(Material for the task begins)

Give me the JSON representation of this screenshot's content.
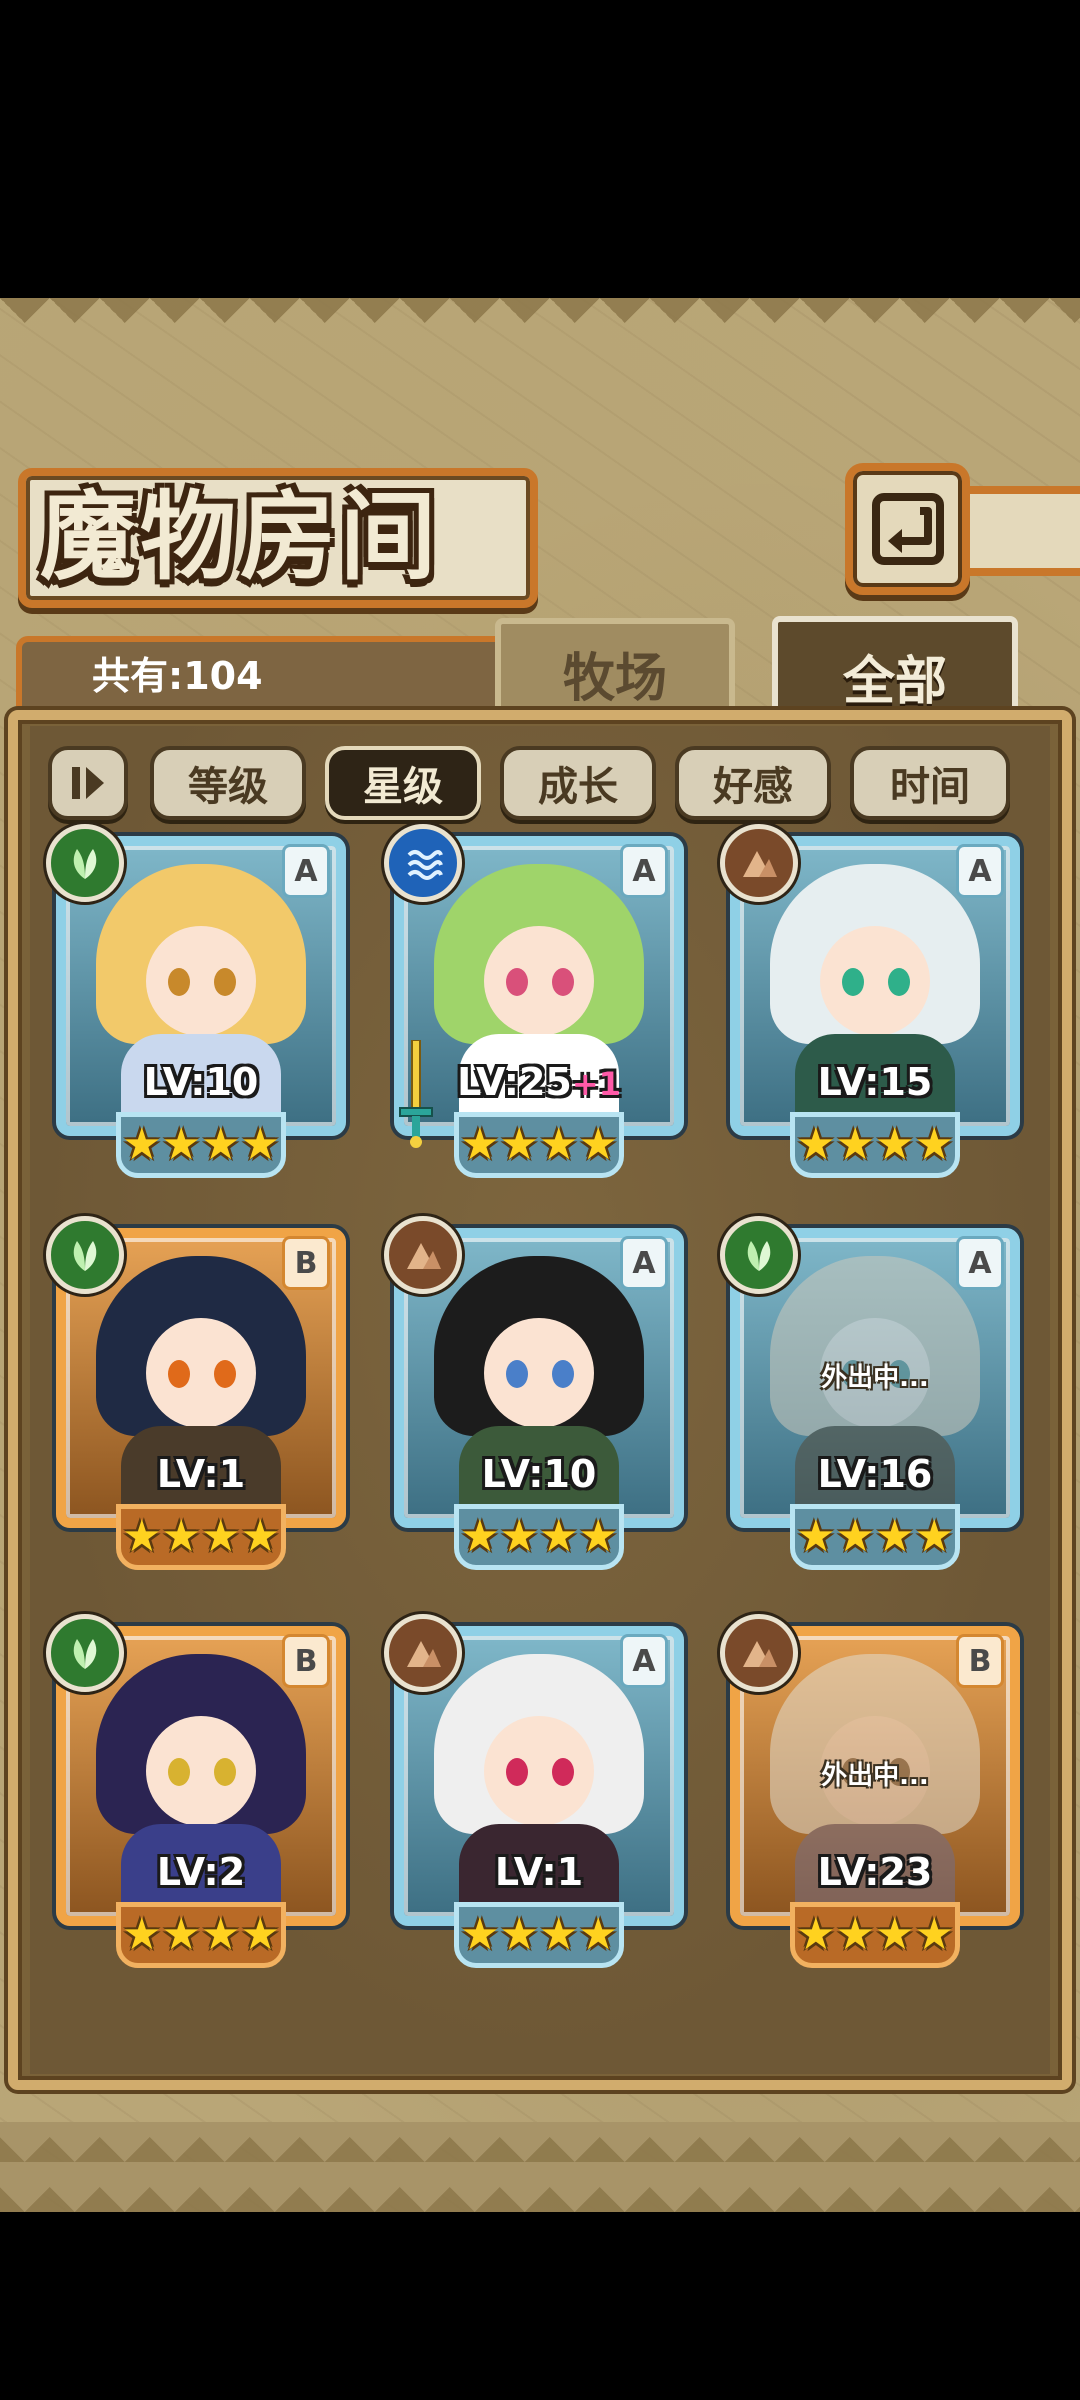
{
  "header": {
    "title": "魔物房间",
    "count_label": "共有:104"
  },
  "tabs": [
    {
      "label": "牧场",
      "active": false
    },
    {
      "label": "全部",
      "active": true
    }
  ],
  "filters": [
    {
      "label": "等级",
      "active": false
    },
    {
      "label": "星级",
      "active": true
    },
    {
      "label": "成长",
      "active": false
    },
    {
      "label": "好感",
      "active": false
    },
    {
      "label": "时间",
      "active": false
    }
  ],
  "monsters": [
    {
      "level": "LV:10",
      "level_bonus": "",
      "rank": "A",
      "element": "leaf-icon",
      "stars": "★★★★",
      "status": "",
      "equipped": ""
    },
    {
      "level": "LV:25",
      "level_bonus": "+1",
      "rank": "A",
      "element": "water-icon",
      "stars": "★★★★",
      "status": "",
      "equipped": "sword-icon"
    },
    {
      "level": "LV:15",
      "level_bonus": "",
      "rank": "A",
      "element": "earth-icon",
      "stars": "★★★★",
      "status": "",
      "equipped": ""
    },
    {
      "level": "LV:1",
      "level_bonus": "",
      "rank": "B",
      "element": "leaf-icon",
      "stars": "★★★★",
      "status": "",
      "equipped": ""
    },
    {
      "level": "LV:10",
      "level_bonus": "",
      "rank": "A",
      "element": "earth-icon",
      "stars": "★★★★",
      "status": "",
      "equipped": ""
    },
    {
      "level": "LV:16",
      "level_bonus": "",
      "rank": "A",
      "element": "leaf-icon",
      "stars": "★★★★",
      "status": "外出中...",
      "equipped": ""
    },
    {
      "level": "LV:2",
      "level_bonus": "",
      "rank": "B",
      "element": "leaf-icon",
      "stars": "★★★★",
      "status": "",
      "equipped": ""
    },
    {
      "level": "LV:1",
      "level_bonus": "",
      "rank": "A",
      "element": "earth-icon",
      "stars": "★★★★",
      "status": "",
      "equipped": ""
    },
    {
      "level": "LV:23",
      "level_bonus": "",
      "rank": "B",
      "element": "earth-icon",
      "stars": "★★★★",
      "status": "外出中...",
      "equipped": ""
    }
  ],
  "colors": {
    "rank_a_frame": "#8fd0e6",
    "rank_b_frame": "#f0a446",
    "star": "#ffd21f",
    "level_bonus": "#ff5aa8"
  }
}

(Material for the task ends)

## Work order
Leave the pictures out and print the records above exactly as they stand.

## Solution to this task
Give me the JSON representation of this screenshot's content.
{
  "header": {
    "title": "魔物房间",
    "count_label": "共有:104"
  },
  "tabs": [
    {
      "label": "牧场",
      "active": false
    },
    {
      "label": "全部",
      "active": true
    }
  ],
  "filters": [
    {
      "label": "等级",
      "active": false
    },
    {
      "label": "星级",
      "active": true
    },
    {
      "label": "成长",
      "active": false
    },
    {
      "label": "好感",
      "active": false
    },
    {
      "label": "时间",
      "active": false
    }
  ],
  "monsters": [
    {
      "level": "LV:10",
      "level_bonus": "",
      "rank": "A",
      "element": "leaf-icon",
      "stars": "★★★★",
      "status": "",
      "equipped": ""
    },
    {
      "level": "LV:25",
      "level_bonus": "+1",
      "rank": "A",
      "element": "water-icon",
      "stars": "★★★★",
      "status": "",
      "equipped": "sword-icon"
    },
    {
      "level": "LV:15",
      "level_bonus": "",
      "rank": "A",
      "element": "earth-icon",
      "stars": "★★★★",
      "status": "",
      "equipped": ""
    },
    {
      "level": "LV:1",
      "level_bonus": "",
      "rank": "B",
      "element": "leaf-icon",
      "stars": "★★★★",
      "status": "",
      "equipped": ""
    },
    {
      "level": "LV:10",
      "level_bonus": "",
      "rank": "A",
      "element": "earth-icon",
      "stars": "★★★★",
      "status": "",
      "equipped": ""
    },
    {
      "level": "LV:16",
      "level_bonus": "",
      "rank": "A",
      "element": "leaf-icon",
      "stars": "★★★★",
      "status": "外出中...",
      "equipped": ""
    },
    {
      "level": "LV:2",
      "level_bonus": "",
      "rank": "B",
      "element": "leaf-icon",
      "stars": "★★★★",
      "status": "",
      "equipped": ""
    },
    {
      "level": "LV:1",
      "level_bonus": "",
      "rank": "A",
      "element": "earth-icon",
      "stars": "★★★★",
      "status": "",
      "equipped": ""
    },
    {
      "level": "LV:23",
      "level_bonus": "",
      "rank": "B",
      "element": "earth-icon",
      "stars": "★★★★",
      "status": "外出中...",
      "equipped": ""
    }
  ],
  "colors": {
    "rank_a_frame": "#8fd0e6",
    "rank_b_frame": "#f0a446",
    "star": "#ffd21f",
    "level_bonus": "#ff5aa8"
  }
}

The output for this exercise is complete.